The case was the result of a movie about Hillary Clinton produced by the conservative group, Citizens United, that it wanted broadcasted on cable channels during the 2008 Democratic primaries. However, the federal courts thought the movie was more of a political advertisement and applied political campaigning regulations.
The case evolved slightly to consider whether the ban on the purchase of political ads placed on corporations and labor organizations, which prevented the infusion of even more corporate money and influence on government, should be overturned.
In a 5-4 decision, the conservative segment of the Supreme Court ignored precedent and opened the door for the use of corporate profits to further corporate interest by influencing elections. In many cases, campaign spending wins elections and the pressure will be on both Republicans and Democrats to secure corporate support. This support, of course, comes at a price-one paid by the American public.
The court used the First Amendment to make the argument of free speech under the pretext that a corporation has the legal right of a "person." Justice Anthony Kennedy wrote the majority opinion, stating, "If the First Amendment has any force, it prohibits Congress from fining or jailing citizens, or associations of citizens, for simply engaging in political speech."
However, what sounds democratically engaging is actually a license to corrupt, which is why the regulation existed in the first place. Justice John Paul Stevens wrote of such in his dissent, "The court's ruling threatens to undermine the integrity of elected institutions around the nation."
What it really means to the American public is that their hard work for a corporation, and the profits realized therein, may be used by corporate officers and directors to help elect candidates or support issues that they adamantly oppose.
Daniel J.H. Greenwood, Professor of Law, Hofstra University School of Law, in his blog for the American Constitutional Society, agrees and takes it one step further, "Most importantly, if corporations - which are not citizens and many of which are multi-national organizations with interests that may be radically opposed to those of ordinary Americans - are allowed to freely intervene in our elections, then each citizen must have a corresponding decrease in influence. My contribution means less if I must compete with BP-Amoco and not just my fellow Americans' money."
What is also means for voters is that they will have to sort through the interest of corporations and labor unions who choose to engage in political advertisements. The advertisements will likely lead to more misconceptions, more half-truths and more negative campaigning. Those that will spend to win elections will be counting on an uninformed public, one that will subscribe to marketing over education in casting their votes. After all, who has the time to research each and every political assertion?
It seems that America is willing to continue down this dangerous road, one that avoids the interest of ordinarily middle class Americans in favor of industries that need bailed out because they are "too big to fail" and corporations who are given the green light to run roughshod over our economic and political systems.

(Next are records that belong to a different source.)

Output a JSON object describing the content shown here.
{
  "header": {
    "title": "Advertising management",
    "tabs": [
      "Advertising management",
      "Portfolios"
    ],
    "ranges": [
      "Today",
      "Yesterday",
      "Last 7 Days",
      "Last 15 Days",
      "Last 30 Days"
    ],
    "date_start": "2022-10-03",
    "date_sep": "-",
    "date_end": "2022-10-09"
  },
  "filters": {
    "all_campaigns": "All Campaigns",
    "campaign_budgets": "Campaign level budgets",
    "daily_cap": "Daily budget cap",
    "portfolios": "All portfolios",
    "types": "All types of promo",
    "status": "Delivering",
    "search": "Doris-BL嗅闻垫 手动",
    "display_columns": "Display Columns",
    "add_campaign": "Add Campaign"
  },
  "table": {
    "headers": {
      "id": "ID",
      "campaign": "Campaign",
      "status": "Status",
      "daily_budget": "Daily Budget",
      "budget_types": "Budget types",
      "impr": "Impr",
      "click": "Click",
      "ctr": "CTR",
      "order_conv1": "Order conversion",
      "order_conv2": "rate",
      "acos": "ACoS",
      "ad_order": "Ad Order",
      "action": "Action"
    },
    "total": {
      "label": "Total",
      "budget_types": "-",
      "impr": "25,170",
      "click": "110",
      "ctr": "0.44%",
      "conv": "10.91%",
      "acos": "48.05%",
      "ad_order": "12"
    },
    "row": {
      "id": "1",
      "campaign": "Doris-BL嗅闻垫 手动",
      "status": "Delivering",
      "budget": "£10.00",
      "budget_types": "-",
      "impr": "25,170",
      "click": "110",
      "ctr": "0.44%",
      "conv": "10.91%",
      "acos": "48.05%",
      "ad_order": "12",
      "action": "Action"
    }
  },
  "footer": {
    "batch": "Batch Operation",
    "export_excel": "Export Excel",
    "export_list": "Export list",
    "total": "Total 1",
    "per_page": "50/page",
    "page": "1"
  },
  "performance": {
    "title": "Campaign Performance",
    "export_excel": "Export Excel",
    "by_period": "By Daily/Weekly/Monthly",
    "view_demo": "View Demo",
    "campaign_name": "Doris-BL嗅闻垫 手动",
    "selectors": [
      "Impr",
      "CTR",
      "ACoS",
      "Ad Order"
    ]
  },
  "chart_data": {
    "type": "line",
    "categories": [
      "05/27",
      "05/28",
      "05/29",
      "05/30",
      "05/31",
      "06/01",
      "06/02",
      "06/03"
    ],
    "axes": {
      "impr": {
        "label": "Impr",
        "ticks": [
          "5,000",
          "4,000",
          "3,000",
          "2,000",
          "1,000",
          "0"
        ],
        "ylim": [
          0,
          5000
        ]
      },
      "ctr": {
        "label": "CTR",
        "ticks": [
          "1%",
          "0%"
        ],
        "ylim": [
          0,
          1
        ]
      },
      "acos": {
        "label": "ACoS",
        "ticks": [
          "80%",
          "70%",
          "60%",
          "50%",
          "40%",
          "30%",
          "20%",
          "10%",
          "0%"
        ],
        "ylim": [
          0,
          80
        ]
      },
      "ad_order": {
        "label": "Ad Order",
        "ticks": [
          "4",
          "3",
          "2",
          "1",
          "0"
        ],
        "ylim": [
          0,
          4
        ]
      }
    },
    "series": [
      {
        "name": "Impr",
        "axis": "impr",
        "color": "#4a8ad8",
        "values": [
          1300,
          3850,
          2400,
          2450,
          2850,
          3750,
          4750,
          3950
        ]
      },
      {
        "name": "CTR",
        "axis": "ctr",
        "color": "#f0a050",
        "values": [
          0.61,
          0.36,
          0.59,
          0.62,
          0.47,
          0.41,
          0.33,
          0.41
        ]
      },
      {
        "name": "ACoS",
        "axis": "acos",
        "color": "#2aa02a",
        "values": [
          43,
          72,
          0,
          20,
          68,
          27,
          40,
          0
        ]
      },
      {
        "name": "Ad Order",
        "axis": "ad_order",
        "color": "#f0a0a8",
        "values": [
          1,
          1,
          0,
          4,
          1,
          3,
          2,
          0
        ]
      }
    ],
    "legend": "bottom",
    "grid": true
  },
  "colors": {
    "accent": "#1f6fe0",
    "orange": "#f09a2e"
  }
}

We do not fight. The wealthy are dominant and united, the rest of us are powerless-divided into conservatives and liberals, fighting over things like immigration and abortion. We not only succumb to the ideologies that created this system, but we march it forward. We patriotically raise our fist for capitalism while our political systems become corrupt, the poor get poorer and the sick die. We've sold out democracy. I don't know how much clearer the picture needs to be.